#### WHAT IS NEEDED
Please state how many lines of the records hold the string "menu", giving nothing but the number.

#### Items from a dataset

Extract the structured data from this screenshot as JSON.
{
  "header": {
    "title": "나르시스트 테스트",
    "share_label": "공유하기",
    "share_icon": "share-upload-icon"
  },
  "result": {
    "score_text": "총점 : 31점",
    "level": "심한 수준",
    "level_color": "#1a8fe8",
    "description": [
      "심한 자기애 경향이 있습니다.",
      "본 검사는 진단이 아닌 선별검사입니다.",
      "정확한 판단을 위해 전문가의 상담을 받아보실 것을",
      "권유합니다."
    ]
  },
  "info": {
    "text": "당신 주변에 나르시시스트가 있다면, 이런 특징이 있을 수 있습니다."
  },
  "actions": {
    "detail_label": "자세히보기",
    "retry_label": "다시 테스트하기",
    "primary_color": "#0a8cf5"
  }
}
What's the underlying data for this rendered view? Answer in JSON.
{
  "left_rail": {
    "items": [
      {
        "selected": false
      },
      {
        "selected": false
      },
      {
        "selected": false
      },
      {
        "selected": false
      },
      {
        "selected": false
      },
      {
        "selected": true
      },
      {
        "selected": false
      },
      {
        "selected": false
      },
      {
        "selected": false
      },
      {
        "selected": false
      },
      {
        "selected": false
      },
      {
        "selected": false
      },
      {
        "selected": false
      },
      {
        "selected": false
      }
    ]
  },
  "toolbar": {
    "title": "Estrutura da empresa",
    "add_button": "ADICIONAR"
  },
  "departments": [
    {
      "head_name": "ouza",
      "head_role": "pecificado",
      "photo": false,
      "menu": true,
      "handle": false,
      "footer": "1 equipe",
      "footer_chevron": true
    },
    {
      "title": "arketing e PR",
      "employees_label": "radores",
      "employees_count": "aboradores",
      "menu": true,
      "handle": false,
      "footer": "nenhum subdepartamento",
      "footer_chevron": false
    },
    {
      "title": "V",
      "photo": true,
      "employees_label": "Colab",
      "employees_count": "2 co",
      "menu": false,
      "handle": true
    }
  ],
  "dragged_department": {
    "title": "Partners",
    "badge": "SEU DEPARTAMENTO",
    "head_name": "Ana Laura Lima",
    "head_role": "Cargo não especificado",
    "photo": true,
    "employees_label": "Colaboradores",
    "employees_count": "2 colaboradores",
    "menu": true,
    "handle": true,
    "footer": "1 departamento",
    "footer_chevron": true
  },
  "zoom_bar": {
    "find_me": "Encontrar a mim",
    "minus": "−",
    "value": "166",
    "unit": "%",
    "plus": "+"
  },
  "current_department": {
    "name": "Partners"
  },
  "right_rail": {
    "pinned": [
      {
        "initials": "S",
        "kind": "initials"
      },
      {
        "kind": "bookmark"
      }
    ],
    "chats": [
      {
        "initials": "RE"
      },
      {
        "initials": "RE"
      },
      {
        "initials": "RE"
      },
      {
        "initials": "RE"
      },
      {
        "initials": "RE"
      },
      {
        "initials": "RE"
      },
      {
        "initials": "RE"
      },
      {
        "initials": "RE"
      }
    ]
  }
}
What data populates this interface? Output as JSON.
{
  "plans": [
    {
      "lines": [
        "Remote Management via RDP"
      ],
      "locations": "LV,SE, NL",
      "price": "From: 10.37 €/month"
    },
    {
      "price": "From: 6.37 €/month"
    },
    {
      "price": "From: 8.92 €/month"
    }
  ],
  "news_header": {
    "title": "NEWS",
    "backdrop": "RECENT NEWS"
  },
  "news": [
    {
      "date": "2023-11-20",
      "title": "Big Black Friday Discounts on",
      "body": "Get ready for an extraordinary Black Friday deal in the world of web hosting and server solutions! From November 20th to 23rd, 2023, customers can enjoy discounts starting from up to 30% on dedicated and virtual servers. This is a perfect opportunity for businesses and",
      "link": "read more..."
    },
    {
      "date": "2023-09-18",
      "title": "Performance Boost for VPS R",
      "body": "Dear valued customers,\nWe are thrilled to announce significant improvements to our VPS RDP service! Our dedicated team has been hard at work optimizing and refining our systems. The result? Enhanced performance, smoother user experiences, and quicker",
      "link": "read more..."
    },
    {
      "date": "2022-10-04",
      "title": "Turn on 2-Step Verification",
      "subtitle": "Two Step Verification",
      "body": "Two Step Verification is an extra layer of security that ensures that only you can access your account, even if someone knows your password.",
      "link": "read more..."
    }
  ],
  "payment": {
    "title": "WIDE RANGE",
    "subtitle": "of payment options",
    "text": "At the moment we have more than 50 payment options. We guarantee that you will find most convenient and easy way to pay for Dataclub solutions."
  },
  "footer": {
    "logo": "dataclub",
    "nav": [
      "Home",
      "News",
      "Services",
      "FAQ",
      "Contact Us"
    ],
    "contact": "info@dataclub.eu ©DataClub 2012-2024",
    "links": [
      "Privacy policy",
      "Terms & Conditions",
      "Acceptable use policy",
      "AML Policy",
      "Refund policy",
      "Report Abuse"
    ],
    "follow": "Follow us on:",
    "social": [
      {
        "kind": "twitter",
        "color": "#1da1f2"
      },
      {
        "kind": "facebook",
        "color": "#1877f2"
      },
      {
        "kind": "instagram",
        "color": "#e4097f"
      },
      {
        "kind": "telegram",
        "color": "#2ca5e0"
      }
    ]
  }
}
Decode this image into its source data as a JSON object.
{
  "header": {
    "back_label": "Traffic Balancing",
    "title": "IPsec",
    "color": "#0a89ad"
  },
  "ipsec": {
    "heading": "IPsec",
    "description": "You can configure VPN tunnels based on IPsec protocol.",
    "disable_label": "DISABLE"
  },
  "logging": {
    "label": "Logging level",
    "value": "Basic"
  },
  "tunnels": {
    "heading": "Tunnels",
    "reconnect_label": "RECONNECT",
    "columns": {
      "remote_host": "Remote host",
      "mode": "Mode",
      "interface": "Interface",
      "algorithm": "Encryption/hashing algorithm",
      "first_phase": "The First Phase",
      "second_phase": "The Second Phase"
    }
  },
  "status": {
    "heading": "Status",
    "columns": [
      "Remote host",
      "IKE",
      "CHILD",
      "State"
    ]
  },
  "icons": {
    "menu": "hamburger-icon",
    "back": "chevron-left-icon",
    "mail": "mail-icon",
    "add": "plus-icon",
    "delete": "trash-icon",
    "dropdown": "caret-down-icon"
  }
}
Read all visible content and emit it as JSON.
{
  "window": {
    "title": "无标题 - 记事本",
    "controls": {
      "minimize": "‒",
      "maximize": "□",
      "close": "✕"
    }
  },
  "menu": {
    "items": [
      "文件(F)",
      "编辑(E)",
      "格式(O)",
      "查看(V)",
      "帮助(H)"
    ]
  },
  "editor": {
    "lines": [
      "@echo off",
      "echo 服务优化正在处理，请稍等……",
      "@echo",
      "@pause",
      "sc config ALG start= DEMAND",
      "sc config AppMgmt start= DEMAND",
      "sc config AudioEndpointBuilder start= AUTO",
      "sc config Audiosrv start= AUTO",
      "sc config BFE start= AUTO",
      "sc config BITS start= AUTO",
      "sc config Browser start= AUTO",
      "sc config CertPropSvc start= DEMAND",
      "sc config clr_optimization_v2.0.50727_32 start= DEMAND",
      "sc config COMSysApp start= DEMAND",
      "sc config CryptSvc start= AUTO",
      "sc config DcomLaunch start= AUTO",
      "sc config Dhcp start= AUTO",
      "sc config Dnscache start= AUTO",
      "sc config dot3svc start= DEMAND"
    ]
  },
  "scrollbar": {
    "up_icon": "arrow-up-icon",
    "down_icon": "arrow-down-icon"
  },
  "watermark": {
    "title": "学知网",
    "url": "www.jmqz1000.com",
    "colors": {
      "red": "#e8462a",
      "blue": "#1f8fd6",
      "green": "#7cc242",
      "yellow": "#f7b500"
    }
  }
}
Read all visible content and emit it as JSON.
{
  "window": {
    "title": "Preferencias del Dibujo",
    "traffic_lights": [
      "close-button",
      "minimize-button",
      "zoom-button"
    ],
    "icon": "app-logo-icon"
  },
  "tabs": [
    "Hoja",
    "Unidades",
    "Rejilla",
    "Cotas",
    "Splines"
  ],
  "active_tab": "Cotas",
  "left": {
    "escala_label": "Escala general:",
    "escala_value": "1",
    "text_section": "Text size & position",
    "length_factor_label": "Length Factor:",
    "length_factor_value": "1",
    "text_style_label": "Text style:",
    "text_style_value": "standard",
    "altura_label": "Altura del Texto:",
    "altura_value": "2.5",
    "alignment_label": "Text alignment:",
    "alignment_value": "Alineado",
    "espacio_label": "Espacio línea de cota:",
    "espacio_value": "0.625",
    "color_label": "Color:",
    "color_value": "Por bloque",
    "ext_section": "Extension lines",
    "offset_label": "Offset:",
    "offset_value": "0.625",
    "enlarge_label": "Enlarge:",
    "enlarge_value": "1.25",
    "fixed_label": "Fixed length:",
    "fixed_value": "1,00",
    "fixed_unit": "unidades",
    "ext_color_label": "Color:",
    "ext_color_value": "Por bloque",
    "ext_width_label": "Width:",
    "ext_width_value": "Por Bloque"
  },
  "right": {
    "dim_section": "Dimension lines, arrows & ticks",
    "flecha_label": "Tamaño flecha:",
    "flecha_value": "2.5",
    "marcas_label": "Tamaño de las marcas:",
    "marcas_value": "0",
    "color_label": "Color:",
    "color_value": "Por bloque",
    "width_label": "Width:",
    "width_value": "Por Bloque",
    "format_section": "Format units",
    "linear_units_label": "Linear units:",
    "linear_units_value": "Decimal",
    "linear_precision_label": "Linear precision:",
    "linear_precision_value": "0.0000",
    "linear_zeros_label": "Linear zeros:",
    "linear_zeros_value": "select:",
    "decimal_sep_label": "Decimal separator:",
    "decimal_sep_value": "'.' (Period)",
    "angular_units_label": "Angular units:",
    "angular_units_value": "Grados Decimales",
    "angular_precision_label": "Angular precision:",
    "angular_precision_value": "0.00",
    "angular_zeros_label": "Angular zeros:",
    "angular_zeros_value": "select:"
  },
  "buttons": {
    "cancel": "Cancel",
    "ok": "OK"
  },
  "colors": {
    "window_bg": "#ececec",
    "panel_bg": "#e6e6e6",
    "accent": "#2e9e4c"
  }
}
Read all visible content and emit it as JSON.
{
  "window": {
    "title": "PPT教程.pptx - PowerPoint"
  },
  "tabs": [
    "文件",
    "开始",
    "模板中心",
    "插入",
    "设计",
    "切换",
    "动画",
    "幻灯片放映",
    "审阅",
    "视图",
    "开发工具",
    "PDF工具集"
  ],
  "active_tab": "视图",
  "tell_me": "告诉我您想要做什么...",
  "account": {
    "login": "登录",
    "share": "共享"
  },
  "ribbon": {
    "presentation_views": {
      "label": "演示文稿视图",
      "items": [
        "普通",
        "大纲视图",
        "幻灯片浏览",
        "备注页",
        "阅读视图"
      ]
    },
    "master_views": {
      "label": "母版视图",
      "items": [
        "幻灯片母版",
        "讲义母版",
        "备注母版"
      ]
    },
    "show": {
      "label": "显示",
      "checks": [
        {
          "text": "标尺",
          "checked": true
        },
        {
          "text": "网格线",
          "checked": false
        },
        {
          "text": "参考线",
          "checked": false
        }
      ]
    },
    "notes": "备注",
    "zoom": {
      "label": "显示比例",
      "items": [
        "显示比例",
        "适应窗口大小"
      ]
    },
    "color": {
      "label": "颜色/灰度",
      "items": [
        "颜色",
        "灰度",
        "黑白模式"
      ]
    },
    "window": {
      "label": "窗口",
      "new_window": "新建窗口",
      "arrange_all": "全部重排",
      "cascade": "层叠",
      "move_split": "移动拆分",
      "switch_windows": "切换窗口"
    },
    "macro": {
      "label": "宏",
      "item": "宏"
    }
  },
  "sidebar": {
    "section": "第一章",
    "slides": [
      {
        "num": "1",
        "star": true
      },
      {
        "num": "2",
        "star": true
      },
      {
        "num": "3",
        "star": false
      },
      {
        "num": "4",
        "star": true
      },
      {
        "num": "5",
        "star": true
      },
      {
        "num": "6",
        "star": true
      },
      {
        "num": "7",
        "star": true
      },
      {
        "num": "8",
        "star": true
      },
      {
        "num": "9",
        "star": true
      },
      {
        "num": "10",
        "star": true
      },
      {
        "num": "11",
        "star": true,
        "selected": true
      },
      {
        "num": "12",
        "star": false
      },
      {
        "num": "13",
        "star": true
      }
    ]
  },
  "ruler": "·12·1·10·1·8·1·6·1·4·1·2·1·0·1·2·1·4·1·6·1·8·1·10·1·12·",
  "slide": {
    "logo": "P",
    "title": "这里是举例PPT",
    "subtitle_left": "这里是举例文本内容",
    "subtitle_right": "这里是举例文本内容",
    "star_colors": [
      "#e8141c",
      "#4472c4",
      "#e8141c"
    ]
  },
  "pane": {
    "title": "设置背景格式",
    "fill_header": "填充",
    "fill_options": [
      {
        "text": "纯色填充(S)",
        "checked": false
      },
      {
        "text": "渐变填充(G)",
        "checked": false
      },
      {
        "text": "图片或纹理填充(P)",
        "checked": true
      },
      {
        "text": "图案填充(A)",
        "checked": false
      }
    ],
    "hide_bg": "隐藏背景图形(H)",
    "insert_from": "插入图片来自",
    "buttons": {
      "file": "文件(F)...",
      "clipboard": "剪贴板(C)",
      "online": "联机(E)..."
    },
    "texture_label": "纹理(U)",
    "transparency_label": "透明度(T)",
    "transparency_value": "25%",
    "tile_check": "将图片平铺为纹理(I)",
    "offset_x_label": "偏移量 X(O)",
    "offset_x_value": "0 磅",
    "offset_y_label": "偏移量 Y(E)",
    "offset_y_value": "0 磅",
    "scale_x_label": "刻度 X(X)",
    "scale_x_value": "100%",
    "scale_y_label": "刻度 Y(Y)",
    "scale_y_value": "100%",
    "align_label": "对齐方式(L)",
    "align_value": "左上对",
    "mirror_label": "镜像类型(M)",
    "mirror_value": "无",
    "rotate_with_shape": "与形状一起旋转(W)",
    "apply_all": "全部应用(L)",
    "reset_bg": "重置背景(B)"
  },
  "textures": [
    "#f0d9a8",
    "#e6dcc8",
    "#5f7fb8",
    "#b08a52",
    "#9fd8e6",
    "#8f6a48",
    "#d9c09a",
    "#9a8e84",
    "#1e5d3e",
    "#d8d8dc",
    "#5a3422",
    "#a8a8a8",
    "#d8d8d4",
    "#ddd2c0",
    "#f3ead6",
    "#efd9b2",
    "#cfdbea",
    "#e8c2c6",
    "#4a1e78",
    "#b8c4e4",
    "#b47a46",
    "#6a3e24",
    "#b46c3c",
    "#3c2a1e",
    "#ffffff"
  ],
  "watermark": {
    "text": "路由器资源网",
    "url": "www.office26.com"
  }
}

#### SOLUTION
6